What benefits can be reasonably expected? There is no direct benefit to you for participating in the study. The investigator, however, may learn more about how to improve student learning, and society may benefit from this knowledge.
Can you choose to not participate or withdraw from the study without penalty or loss of benefits? Participation in research is entirely voluntary. You may refuse to participate or withdraw or refuse to answer specific questions in an interview or on a questionnaire at any time without penalty or loss of benefits to which you are entitled. If you decide that you no longer wish to continue in this study before the end of the quarter, simply respond to the online opt-out form here: https://goo.gl/forms/JSBRjEmkES6W6xYc2. If you decide to opt out after the quarter has ended, you must contact Laurel Nelson (firstname.lastname@example.org) and give the quarter and the course from which you would like your data withdrawn. You will be told if any important new information is found during the course of this study that may affect your wanting to continue.
Can you be withdrawn from the study without your consent? The PI may remove you from the study without your consent if the PI feels it is in your best interest or the best interest of the study. You may also be withdrawn from the study if you do not follow the instructions given you by the study personnel.
Will you be compensated for participating in this study? You will not be compensated for participating in this study.

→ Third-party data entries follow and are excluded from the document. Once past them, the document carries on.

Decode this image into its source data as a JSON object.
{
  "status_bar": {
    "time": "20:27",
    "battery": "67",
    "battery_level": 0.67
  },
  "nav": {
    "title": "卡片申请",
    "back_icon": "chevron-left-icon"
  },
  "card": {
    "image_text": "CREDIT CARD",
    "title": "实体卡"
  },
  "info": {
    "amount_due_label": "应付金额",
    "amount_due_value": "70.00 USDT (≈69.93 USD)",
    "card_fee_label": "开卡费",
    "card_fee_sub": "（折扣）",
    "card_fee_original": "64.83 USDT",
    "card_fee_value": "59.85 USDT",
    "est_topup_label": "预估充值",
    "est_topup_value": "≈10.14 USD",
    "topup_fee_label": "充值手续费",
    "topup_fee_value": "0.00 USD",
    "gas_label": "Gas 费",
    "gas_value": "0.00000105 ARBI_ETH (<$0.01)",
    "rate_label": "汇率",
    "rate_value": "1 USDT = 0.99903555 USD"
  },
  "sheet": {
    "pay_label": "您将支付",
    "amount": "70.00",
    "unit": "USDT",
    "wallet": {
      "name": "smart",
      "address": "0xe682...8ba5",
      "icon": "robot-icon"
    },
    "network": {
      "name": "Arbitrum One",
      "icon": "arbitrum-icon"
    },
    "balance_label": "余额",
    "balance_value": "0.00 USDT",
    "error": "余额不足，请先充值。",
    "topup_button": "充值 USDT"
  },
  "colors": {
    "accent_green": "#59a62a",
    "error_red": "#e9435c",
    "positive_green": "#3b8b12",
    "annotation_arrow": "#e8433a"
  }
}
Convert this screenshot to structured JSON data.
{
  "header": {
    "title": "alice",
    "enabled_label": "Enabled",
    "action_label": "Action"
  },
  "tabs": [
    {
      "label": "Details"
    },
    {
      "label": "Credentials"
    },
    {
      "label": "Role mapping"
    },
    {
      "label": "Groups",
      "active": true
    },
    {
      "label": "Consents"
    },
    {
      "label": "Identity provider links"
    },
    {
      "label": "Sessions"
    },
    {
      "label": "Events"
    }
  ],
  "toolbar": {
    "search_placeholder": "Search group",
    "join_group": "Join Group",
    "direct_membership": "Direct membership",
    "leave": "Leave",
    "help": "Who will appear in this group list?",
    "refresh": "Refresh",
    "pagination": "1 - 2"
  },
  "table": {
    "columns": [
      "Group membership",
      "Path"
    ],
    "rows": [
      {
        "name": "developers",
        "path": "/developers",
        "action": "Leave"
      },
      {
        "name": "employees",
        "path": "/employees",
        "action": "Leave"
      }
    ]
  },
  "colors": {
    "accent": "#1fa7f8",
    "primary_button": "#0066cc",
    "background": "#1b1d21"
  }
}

Are there any costs associated with participating in this study? There will be no cost to you for participating in this study. Who can you call if you have questions? Gabriele Wienhausen and/or her colleague has explained this study to you and answered your questions. If you have other questions or research-related problems, you may reach Gabriele Wienhausen at email@example.com or (858) 534-3958. You may call the Human Research Protections Program Office at 858-246-HRPP (858-246-4777) to inquire about your rights as a research subject or to report research-related problems.
Your Consent If you consent to participate in this study and are at least 18 years old, no action is needed. If you DO NOT consent to participate in this study, or you choose to opt-out at any time during the quarter, please submit this form online at https://goo.gl/forms/JSBRjEmkES6W6xYc2. Your instructor will not have access to the list of students who opted out until after grades are posted. Note that you must separately opt-out of the study for each course involved in this study.